(Dataset entries)
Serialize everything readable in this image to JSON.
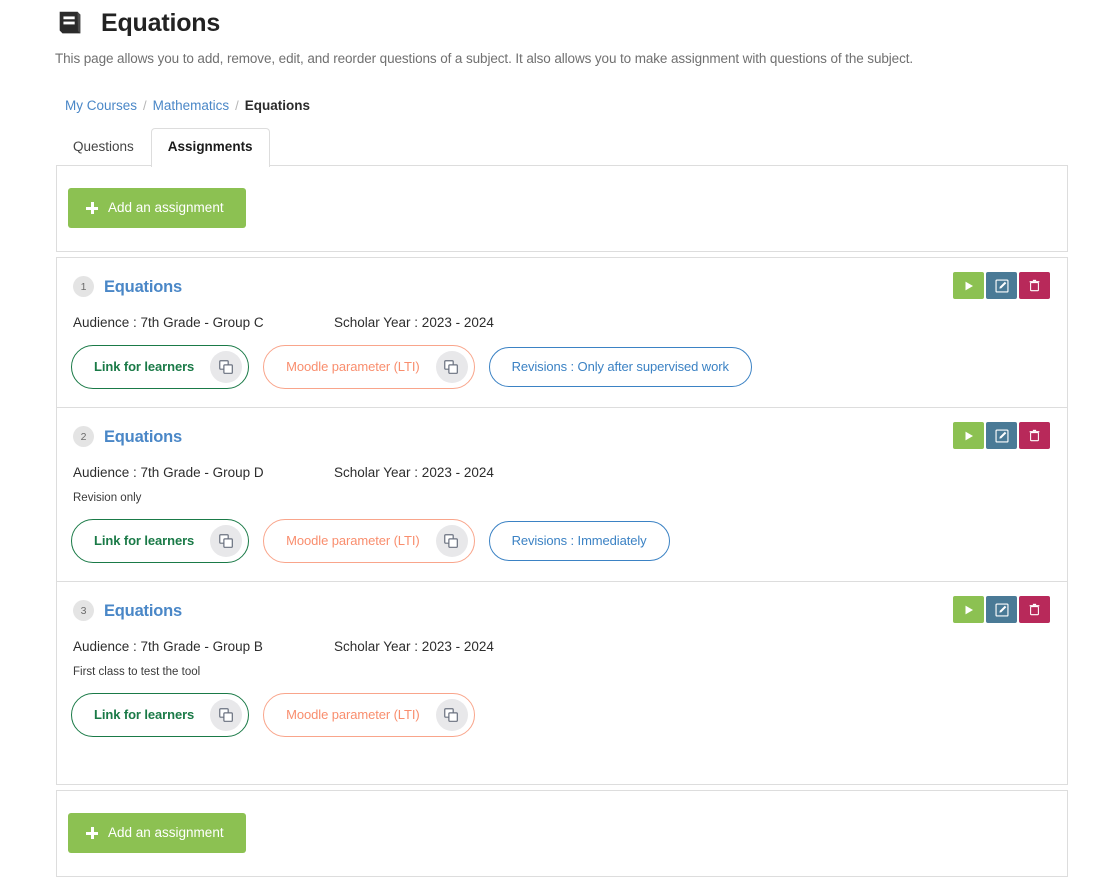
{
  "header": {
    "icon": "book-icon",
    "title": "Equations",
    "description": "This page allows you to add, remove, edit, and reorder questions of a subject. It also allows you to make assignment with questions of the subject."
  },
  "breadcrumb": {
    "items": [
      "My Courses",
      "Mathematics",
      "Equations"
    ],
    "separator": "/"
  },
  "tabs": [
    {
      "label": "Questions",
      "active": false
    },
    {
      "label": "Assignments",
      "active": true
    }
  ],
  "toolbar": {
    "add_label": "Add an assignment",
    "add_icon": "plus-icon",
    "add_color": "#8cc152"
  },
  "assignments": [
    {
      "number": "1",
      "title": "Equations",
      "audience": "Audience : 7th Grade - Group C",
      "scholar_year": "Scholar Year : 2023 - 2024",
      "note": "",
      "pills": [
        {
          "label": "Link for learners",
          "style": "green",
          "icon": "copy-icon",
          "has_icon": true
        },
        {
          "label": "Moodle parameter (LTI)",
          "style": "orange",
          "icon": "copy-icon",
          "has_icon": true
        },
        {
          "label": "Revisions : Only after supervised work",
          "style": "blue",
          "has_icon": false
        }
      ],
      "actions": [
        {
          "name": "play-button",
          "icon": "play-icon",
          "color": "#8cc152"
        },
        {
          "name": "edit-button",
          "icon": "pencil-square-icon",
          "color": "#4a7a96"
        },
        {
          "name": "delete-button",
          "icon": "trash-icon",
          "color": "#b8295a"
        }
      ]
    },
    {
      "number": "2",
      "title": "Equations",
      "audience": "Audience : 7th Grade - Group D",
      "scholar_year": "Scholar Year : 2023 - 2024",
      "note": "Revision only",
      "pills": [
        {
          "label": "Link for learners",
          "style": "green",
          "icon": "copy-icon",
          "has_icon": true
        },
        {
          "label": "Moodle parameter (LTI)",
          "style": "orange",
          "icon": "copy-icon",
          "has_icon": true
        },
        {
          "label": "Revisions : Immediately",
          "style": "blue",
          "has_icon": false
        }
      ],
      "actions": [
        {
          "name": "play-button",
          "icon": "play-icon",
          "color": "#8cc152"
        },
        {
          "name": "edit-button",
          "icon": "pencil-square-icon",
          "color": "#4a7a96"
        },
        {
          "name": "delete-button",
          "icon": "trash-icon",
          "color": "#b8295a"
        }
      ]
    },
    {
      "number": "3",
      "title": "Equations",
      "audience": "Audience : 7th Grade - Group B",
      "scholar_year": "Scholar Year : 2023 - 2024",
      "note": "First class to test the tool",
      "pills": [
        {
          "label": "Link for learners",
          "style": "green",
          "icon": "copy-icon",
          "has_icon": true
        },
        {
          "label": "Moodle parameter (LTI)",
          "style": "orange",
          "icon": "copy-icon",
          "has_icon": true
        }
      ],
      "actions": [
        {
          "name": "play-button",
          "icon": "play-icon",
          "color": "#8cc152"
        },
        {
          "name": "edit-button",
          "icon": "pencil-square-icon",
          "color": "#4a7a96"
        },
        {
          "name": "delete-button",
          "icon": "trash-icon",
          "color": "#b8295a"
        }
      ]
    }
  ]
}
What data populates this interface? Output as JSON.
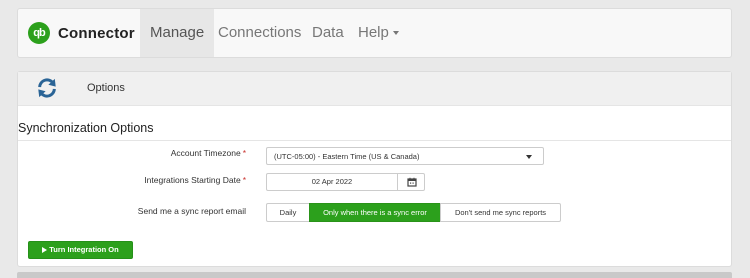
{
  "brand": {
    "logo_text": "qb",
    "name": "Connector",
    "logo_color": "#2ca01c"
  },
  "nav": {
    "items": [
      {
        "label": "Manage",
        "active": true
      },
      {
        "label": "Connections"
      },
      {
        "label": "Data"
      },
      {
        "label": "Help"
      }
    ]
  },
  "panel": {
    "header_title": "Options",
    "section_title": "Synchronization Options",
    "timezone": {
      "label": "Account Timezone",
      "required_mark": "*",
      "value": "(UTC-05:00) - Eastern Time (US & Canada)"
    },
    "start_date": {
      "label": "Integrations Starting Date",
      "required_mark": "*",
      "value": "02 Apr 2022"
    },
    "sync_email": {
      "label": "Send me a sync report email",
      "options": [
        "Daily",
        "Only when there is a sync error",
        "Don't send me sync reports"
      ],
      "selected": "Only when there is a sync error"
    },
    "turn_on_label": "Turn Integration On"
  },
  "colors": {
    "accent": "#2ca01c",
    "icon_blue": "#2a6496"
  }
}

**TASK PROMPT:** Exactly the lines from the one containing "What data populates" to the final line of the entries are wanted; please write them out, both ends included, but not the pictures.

**OUTPUT FOR THIS EXERCISE:**
What data populates this interface? Output as JSON.
{
  "brand": {
    "logo_text": "qb",
    "name": "Connector",
    "logo_color": "#2ca01c"
  },
  "nav": {
    "items": [
      {
        "label": "Manage",
        "active": true
      },
      {
        "label": "Connections"
      },
      {
        "label": "Data"
      },
      {
        "label": "Help"
      }
    ]
  },
  "panel": {
    "header_title": "Options",
    "section_title": "Synchronization Options",
    "timezone": {
      "label": "Account Timezone",
      "required_mark": "*",
      "value": "(UTC-05:00) - Eastern Time (US & Canada)"
    },
    "start_date": {
      "label": "Integrations Starting Date",
      "required_mark": "*",
      "value": "02 Apr 2022"
    },
    "sync_email": {
      "label": "Send me a sync report email",
      "options": [
        "Daily",
        "Only when there is a sync error",
        "Don't send me sync reports"
      ],
      "selected": "Only when there is a sync error"
    },
    "turn_on_label": "Turn Integration On"
  },
  "colors": {
    "accent": "#2ca01c",
    "icon_blue": "#2a6496"
  }
}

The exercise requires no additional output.